There are a lot of great articles and several clever cartoons that have helped to shine a light on the spectrum of sexual harassment that makes up rape culture. What might begin with a dirty joke or a catcall on the street, can easily escalate to bullying, manipulations, or even forced sex and rape. Although these articles remind us that rape in a dark alley with a weapon by a stranger is relatively rare, these young Rohingya women have experienced abuse that sits across this spectrum of violence.

The Rohingya refugee crisis burst onto the world stage on August 25, 2017, when women, children and men began flooding into Bangladesh from Rakhine State in neighboring Myanmar. They brought with them horrific accounts of atrocities ranging from their homes and villages being burned to the ground, to mothers, daughters, wives and husbands being dragged out of their homes and raped and murdered.

This was the first time that many people around the world had heard about the Rohingya people, but in reality this latest wave of violence follows decades of persecution and assault.

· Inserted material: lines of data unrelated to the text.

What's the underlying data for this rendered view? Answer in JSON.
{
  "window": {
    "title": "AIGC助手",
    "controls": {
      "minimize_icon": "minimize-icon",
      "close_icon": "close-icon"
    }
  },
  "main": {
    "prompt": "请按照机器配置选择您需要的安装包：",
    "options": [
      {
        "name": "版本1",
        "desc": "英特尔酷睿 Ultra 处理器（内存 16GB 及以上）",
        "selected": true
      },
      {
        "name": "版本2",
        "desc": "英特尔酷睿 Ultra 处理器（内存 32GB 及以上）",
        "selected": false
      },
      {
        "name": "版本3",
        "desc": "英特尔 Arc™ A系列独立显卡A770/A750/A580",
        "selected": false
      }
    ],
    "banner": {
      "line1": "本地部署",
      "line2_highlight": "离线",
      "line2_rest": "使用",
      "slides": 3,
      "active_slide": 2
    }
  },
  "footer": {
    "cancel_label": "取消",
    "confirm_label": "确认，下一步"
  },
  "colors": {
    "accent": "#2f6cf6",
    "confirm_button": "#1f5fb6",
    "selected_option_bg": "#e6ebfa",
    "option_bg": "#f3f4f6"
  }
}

The courageous and resilient survivors that I spoke with this week talked about being harassed even from a very early age. When they got their period they couldn’t leave their homes for fear of rape by the Myanmar military. Many of them now living in the camps in Cox’s Bazar are so young, yet they’ve already experienced so much pain.

But they’re also really resilient. After sharing their heartbreaking stories with me, they quickly brightened up when talking about how much they enjoy their freedom in the camp. They can leave the huts they now call home and come to ActionAid’s Women’s Safe Space where they can make friends, share, heal, teach or learn new skills. The favorite seems to be learning to sew.

A bamboo structure with a large red sign saying

Women’s Safe Space in Cox’s Bazar. Photo: Chris Coxon/ActionAid

They tell me that they will never go back to being confined in the home. They’re determined to build their future.

And we can help! We can support their growing leadership in the camps. We can hear and then help carry forward their demands for a future that is safe and secure, where they can realize their rights.

So if you are going to march this weekend – please bring with you the spirit of these courageous survivors. Because our liberation is entwined with theirs, and theirs with ours.